Chinese President Xi Jinping, in his inaugural address, saw the launch of the AIIB as “a historical moment.” “Asia’s financing needs for basic infrastructure are absolutely enormous,” Mr. Xi observed. He added that the bank would target investments in “high-quality, low-cost” projects. Analysts say the AIIB is likely to lend anywhere between $10-15 billion a year during the first five or six years of its existence. Earlier in an interview, Chinese Finance Minister Lou Jiwei—the first Chairman of its council—described the AIIB as a milestone in the reform of the global economic governance system. The AIIB is expected to open a new channel of funding for the Global South, which was so far dependent on the western backed International Monetary Fund (IMF), the World Bank and the Asian Development Bank (ADB), in which Japan plays a pre-eminent role.

Observers say the new lender will focus on infrastructure development in Asia—a move that is likely to support the Eurasian connectivity initiative under the China-led Belt and Road framework. Suma Chakrabarti, President of the European Bank for Reconstruction and Development (EBRD), who attended the opening ceremony, said the formation of the AIIB would provide “healthy additional international firepower for the international system”. The EBRD was set up in 1991 to aid infrastructure development in Eastern Europe. Since then, it has broadened its area of operations to include central Asia, some Mediterranean and North African nations, the Balkans and Southern Europe.

Bonding with Europe

Mr. Chakrabarti also affirmed that Europe fully backed the China-led Eurasian connectivity initiative under the Belt and Road or Silk Road framework.

“The Silk Road will reduce time taken for exports between China and Europe.

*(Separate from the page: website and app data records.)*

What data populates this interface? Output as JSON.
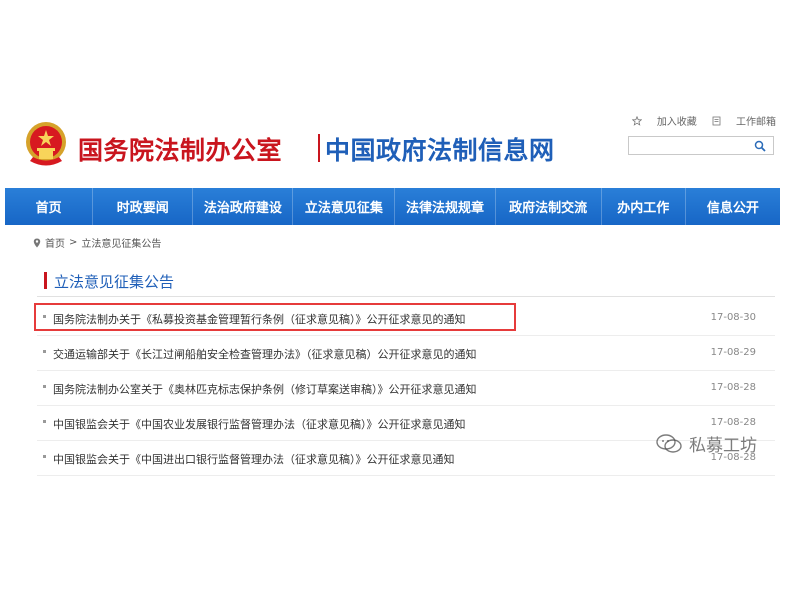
{
  "header": {
    "site_title_gov": "国务院法制办公室",
    "site_title_net": "中国政府法制信息网",
    "top_links": {
      "favorite": "加入收藏",
      "email": "工作邮箱"
    },
    "search": {
      "placeholder": ""
    }
  },
  "nav": {
    "items": [
      {
        "label": "首页"
      },
      {
        "label": "时政要闻"
      },
      {
        "label": "法治政府建设"
      },
      {
        "label": "立法意见征集"
      },
      {
        "label": "法律法规规章"
      },
      {
        "label": "政府法制交流"
      },
      {
        "label": "办内工作"
      },
      {
        "label": "信息公开"
      }
    ]
  },
  "breadcrumb": {
    "home": "首页",
    "separator": ">",
    "current": "立法意见征集公告"
  },
  "section": {
    "title": "立法意见征集公告"
  },
  "notices": [
    {
      "title": "国务院法制办关于《私募投资基金管理暂行条例（征求意见稿）》公开征求意见的通知",
      "date": "17-08-30"
    },
    {
      "title": "交通运输部关于《长江过闸船舶安全检查管理办法》（征求意见稿）公开征求意见的通知",
      "date": "17-08-29"
    },
    {
      "title": "国务院法制办公室关于《奥林匹克标志保护条例（修订草案送审稿）》公开征求意见通知",
      "date": "17-08-28"
    },
    {
      "title": "中国银监会关于《中国农业发展银行监督管理办法（征求意见稿）》公开征求意见通知",
      "date": "17-08-28"
    },
    {
      "title": "中国银监会关于《中国进出口银行监督管理办法（征求意见稿）》公开征求意见通知",
      "date": "17-08-28"
    }
  ],
  "watermark": {
    "text": "私募工坊"
  },
  "colors": {
    "nav_blue": "#1f6fd0",
    "title_red": "#c9151e",
    "title_blue": "#1f5fb8",
    "highlight_red": "#e63b3b"
  },
  "icons": {
    "emblem": "national-emblem-icon",
    "favorite": "star-icon",
    "email": "document-icon",
    "search": "search-icon",
    "breadcrumb": "location-pin-icon",
    "watermark": "wechat-icon"
  }
}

If we can get the infrastructure moving, this will reduce the costs of imports and exports both ways between China and Europe,” observed Mr. Chakrabarti in an interview with state-run Xinhua news agency. Luxembourg Finance Minister Pierre Gramegna said the establishment of the AIIB was “further proof of the rebalancing of the world economy”.

In a conversation with the Indian media, India’s representative at the conclave, Dinesh Sharma, additional Secretary in the Finance Ministry, acknowledged that meeting appeared to reflect a structural alignment between Europe and China.

He also pointed out that “formal and informal” channels of communication for coordination had been established between the AIIB and the New Development Bank of the BRICS countries.

Without specifying the amount, he said India was likely to be in the beneficiary of lending from the AIIB, especially in the power sector.

On Friday, Chinese Prime Minister Li Keqiang confirmed Beijing’s closer structural bonding with Europe, after China formally joined the EBRD as its 67th member. Earlier, in an article in the People’s Daily , the official newspaper of the Communist Party of China, the AIIB’s President-designate, Jin Liqun, stressed the bridging the digital divide between the regional and global economies would be the bank’s top priority in the future.

The article said the bank will focus on digital infrastructure, including fixed broadband networks and cross border and undersea fiber optic telecommunication cables.

Source: The Hindu

Comments are closed.